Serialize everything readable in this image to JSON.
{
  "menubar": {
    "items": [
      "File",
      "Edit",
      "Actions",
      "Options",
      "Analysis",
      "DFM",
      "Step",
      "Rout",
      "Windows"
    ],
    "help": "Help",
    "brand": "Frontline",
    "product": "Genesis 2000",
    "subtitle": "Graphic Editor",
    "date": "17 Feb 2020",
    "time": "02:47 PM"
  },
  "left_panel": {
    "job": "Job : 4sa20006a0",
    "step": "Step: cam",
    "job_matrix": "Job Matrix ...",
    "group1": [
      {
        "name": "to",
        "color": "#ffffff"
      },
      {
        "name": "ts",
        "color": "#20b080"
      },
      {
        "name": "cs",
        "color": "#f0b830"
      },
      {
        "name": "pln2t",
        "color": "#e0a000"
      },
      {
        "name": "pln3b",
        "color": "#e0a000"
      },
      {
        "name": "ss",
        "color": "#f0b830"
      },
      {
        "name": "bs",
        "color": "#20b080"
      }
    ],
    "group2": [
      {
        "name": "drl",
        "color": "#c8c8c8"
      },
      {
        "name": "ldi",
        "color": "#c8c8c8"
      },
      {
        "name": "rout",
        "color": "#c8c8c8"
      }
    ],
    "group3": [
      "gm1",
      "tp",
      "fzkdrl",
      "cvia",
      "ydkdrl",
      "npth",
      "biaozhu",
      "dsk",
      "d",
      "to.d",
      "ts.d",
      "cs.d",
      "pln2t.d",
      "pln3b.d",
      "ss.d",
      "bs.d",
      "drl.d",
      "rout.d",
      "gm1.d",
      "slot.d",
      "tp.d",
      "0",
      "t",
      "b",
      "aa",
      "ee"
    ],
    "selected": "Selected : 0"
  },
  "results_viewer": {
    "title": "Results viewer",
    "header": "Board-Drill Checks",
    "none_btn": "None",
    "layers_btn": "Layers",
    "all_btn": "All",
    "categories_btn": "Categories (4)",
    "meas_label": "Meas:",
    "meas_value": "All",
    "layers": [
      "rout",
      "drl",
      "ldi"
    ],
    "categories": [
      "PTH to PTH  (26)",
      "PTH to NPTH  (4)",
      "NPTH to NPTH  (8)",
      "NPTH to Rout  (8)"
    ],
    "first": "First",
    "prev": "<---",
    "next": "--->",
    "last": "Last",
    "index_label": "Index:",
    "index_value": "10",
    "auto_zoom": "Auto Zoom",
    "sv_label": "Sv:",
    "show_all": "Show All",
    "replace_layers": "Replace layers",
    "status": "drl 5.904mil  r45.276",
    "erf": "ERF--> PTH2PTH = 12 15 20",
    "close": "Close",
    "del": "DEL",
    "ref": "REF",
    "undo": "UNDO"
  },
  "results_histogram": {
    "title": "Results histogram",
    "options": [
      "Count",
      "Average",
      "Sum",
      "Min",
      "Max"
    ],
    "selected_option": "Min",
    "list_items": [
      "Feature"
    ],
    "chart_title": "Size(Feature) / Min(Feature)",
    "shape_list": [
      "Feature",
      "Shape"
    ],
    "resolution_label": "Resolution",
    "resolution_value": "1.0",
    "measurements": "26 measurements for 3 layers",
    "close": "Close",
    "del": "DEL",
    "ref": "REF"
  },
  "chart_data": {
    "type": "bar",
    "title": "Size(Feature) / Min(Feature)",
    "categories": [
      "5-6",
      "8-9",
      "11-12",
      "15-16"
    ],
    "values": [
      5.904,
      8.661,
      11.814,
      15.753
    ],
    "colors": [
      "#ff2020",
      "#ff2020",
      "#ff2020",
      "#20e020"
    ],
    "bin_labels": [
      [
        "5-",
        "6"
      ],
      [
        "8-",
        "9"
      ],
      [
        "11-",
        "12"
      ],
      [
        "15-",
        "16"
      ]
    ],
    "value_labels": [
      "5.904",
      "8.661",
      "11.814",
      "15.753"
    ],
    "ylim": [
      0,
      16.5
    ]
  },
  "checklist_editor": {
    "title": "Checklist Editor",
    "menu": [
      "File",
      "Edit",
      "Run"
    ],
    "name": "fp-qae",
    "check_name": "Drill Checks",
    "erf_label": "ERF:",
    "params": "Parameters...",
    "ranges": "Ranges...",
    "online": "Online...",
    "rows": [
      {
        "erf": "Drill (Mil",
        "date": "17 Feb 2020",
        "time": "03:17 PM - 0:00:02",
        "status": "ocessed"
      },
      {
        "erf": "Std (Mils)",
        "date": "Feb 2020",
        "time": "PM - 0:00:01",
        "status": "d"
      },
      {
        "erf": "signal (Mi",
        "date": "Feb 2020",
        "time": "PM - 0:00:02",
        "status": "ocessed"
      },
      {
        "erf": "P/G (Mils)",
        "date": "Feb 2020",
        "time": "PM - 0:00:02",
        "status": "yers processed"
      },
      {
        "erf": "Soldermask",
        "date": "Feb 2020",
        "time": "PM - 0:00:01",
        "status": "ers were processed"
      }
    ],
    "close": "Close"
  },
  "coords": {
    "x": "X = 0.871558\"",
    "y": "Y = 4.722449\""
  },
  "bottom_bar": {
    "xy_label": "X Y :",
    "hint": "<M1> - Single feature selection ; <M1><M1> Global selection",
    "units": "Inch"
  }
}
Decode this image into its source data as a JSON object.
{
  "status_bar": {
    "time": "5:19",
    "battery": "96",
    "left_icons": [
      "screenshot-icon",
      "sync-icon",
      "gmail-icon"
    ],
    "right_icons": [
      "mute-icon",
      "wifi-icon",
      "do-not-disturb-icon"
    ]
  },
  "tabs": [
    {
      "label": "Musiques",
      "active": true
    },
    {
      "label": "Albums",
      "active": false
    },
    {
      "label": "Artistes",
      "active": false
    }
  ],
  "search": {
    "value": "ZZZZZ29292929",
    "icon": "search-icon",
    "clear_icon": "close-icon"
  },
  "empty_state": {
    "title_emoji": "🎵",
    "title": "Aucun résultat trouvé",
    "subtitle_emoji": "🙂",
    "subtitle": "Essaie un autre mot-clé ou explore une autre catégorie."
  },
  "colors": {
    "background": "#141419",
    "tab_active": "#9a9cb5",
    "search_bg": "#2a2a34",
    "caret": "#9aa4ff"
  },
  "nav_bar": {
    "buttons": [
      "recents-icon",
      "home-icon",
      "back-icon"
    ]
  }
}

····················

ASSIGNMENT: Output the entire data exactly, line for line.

WRITTEN RESPONSE:
Serialize everything readable in this image to JSON.
{
  "menubar": {
    "items": [
      "File",
      "Edit",
      "Actions",
      "Options",
      "Analysis",
      "DFM",
      "Step",
      "Rout",
      "Windows"
    ],
    "help": "Help",
    "brand": "Frontline",
    "product": "Genesis 2000",
    "subtitle": "Graphic Editor",
    "date": "17 Feb 2020",
    "time": "02:47 PM"
  },
  "left_panel": {
    "job": "Job : 4sa20006a0",
    "step": "Step: cam",
    "job_matrix": "Job Matrix ...",
    "group1": [
      {
        "name": "to",
        "color": "#ffffff"
      },
      {
        "name": "ts",
        "color": "#20b080"
      },
      {
        "name": "cs",
        "color": "#f0b830"
      },
      {
        "name": "pln2t",
        "color": "#e0a000"
      },
      {
        "name": "pln3b",
        "color": "#e0a000"
      },
      {
        "name": "ss",
        "color": "#f0b830"
      },
      {
        "name": "bs",
        "color": "#20b080"
      }
    ],
    "group2": [
      {
        "name": "drl",
        "color": "#c8c8c8"
      },
      {
        "name": "ldi",
        "color": "#c8c8c8"
      },
      {
        "name": "rout",
        "color": "#c8c8c8"
      }
    ],
    "group3": [
      "gm1",
      "tp",
      "fzkdrl",
      "cvia",
      "ydkdrl",
      "npth",
      "biaozhu",
      "dsk",
      "d",
      "to.d",
      "ts.d",
      "cs.d",
      "pln2t.d",
      "pln3b.d",
      "ss.d",
      "bs.d",
      "drl.d",
      "rout.d",
      "gm1.d",
      "slot.d",
      "tp.d",
      "0",
      "t",
      "b",
      "aa",
      "ee"
    ],
    "selected": "Selected : 0"
  },
  "results_viewer": {
    "title": "Results viewer",
    "header": "Board-Drill Checks",
    "none_btn": "None",
    "layers_btn": "Layers",
    "all_btn": "All",
    "categories_btn": "Categories (4)",
    "meas_label": "Meas:",
    "meas_value": "All",
    "layers": [
      "rout",
      "drl",
      "ldi"
    ],
    "categories": [
      "PTH to PTH  (26)",
      "PTH to NPTH  (4)",
      "NPTH to NPTH  (8)",
      "NPTH to Rout  (8)"
    ],
    "first": "First",
    "prev": "<---",
    "next": "--->",
    "last": "Last",
    "index_label": "Index:",
    "index_value": "10",
    "auto_zoom": "Auto Zoom",
    "sv_label": "Sv:",
    "show_all": "Show All",
    "replace_layers": "Replace layers",
    "status": "drl 5.904mil  r45.276",
    "erf": "ERF--> PTH2PTH = 12 15 20",
    "close": "Close",
    "del": "DEL",
    "ref": "REF",
    "undo": "UNDO"
  },
  "results_histogram": {
    "title": "Results histogram",
    "options": [
      "Count",
      "Average",
      "Sum",
      "Min",
      "Max"
    ],
    "selected_option": "Min",
    "list_items": [
      "Feature"
    ],
    "chart_title": "Size(Feature) / Min(Feature)",
    "shape_list": [
      "Feature",
      "Shape"
    ],
    "resolution_label": "Resolution",
    "resolution_value": "1.0",
    "measurements": "26 measurements for 3 layers",
    "close": "Close",
    "del": "DEL",
    "ref": "REF"
  },
  "chart_data": {
    "type": "bar",
    "title": "Size(Feature) / Min(Feature)",
    "categories": [
      "5-6",
      "8-9",
      "11-12",
      "15-16"
    ],
    "values": [
      5.904,
      8.661,
      11.814,
      15.753
    ],
    "colors": [
      "#ff2020",
      "#ff2020",
      "#ff2020",
      "#20e020"
    ],
    "bin_labels": [
      [
        "5-",
        "6"
      ],
      [
        "8-",
        "9"
      ],
      [
        "11-",
        "12"
      ],
      [
        "15-",
        "16"
      ]
    ],
    "value_labels": [
      "5.904",
      "8.661",
      "11.814",
      "15.753"
    ],
    "ylim": [
      0,
      16.5
    ]
  },
  "checklist_editor": {
    "title": "Checklist Editor",
    "menu": [
      "File",
      "Edit",
      "Run"
    ],
    "name": "fp-qae",
    "check_name": "Drill Checks",
    "erf_label": "ERF:",
    "params": "Parameters...",
    "ranges": "Ranges...",
    "online": "Online...",
    "rows": [
      {
        "erf": "Drill (Mil",
        "date": "17 Feb 2020",
        "time": "03:17 PM - 0:00:02",
        "status": "ocessed"
      },
      {
        "erf": "Std (Mils)",
        "date": "Feb 2020",
        "time": "PM - 0:00:01",
        "status": "d"
      },
      {
        "erf": "signal (Mi",
        "date": "Feb 2020",
        "time": "PM - 0:00:02",
        "status": "ocessed"
      },
      {
        "erf": "P/G (Mils)",
        "date": "Feb 2020",
        "time": "PM - 0:00:02",
        "status": "yers processed"
      },
      {
        "erf": "Soldermask",
        "date": "Feb 2020",
        "time": "PM - 0:00:01",
        "status": "ers were processed"
      }
    ],
    "close": "Close"
  },
  "coords": {
    "x": "X = 0.871558\"",
    "y": "Y = 4.722449\""
  },
  "bottom_bar": {
    "xy_label": "X Y :",
    "hint": "<M1> - Single feature selection ; <M1><M1> Global selection",
    "units": "Inch"
  }
}
Decode this image into its source data as a JSON object.
{
  "status_bar": {
    "time": "5:19",
    "battery": "96",
    "left_icons": [
      "screenshot-icon",
      "sync-icon",
      "gmail-icon"
    ],
    "right_icons": [
      "mute-icon",
      "wifi-icon",
      "do-not-disturb-icon"
    ]
  },
  "tabs": [
    {
      "label": "Musiques",
      "active": true
    },
    {
      "label": "Albums",
      "active": false
    },
    {
      "label": "Artistes",
      "active": false
    }
  ],
  "search": {
    "value": "ZZZZZ29292929",
    "icon": "search-icon",
    "clear_icon": "close-icon"
  },
  "empty_state": {
    "title_emoji": "🎵",
    "title": "Aucun résultat trouvé",
    "subtitle_emoji": "🙂",
    "subtitle": "Essaie un autre mot-clé ou explore une autre catégorie."
  },
  "colors": {
    "background": "#141419",
    "tab_active": "#9a9cb5",
    "search_bg": "#2a2a34",
    "caret": "#9aa4ff"
  },
  "nav_bar": {
    "buttons": [
      "recents-icon",
      "home-icon",
      "back-icon"
    ]
  }
}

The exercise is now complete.